To substantiate this, the prosecution pointed to the fact that the baby’s father was not Richardson’s boyfriend and that Richardson planned to attend college after graduating. The prosecution’s evidence consisted mostly of Richardson’s text messages, social media posts, and her “confession” to interrogating police officers.
In 2018, Richardson’s case caused controversy when the Twelfth District Court of Appeals of Ohio found that an exception existed in physician-patient confidentiality when the life of a “child” was in danger.
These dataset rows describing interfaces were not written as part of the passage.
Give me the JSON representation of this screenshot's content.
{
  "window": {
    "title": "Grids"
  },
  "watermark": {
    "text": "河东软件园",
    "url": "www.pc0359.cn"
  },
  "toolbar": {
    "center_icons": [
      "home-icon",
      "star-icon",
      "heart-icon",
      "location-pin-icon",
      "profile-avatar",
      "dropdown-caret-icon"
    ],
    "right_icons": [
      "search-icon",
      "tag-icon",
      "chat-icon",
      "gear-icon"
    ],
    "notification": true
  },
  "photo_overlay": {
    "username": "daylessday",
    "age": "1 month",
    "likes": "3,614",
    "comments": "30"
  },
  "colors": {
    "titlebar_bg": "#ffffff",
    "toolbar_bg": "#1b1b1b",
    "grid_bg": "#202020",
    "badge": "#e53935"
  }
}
The appeals court ignored Richardson’s insistence that her fetus and then stillborn baby did not meet the legal definition of a “child,” finding in favor of the prosecution.
Richardson’s case garnered a significant amount of media attention, with the Warren County Prosecutor’s Office deeming Richardson’s actions as the “perfect crime.” This resulted in Richardson facing brutal harassment in her community.
Although the media and legal system in Ohio wanted to see Richardson in prison for the rest of her life for giving birth to a stillborn baby, the jury, made up of regular citizens of Warren County, could not treat the young woman so harshly for her hardships. These jurors saw through the reactionary rhetoric of the media and prosecutors and saw the reality of a young woman who has already been through enough suffering.
Teenage and unplanned pregnancies persist because of a lack of sexual health education in schools across the US and the barriers to accessing contraceptives. Additionally, teens and young women who unexpectantly become pregnant and cannot care for a child increasingly come up against the law in trying to terminate their pregnancies.
In April, Ohio Governor Mike DeWine signed a “heartbeat bill” into law, banning abortions in the state after six weeks. A court partially blocked the bill in July. The Warren County Prosecutor’s Office’s decision to charge Richardson with crimes that carried a life sentence shows that the state will stop at nothing to impose cruel treatment on young women with unplanned pregnancies.
The rights to physical autonomy and to make reproductive health decisions must be strongly defended in a democratic society. Richardson should not face any criminal charges, much less prosecution, for the traumatic experience she suffered. Nor should any woman face the possibility of criminal prosecution for giving birth to a stillborn baby or trying to terminate an unwanted pregnancy.
While the jury’s verdict in Richardson’s case is a welcome, humane development, the soundness of jury decisions cannot be relied upon in every case. The state apparatus, including zealous prosecutors, will continue to whip up reactionary public sentiment in an attempt to criminalize what amount to non-criminal offenses, particularly among the most vulnerable.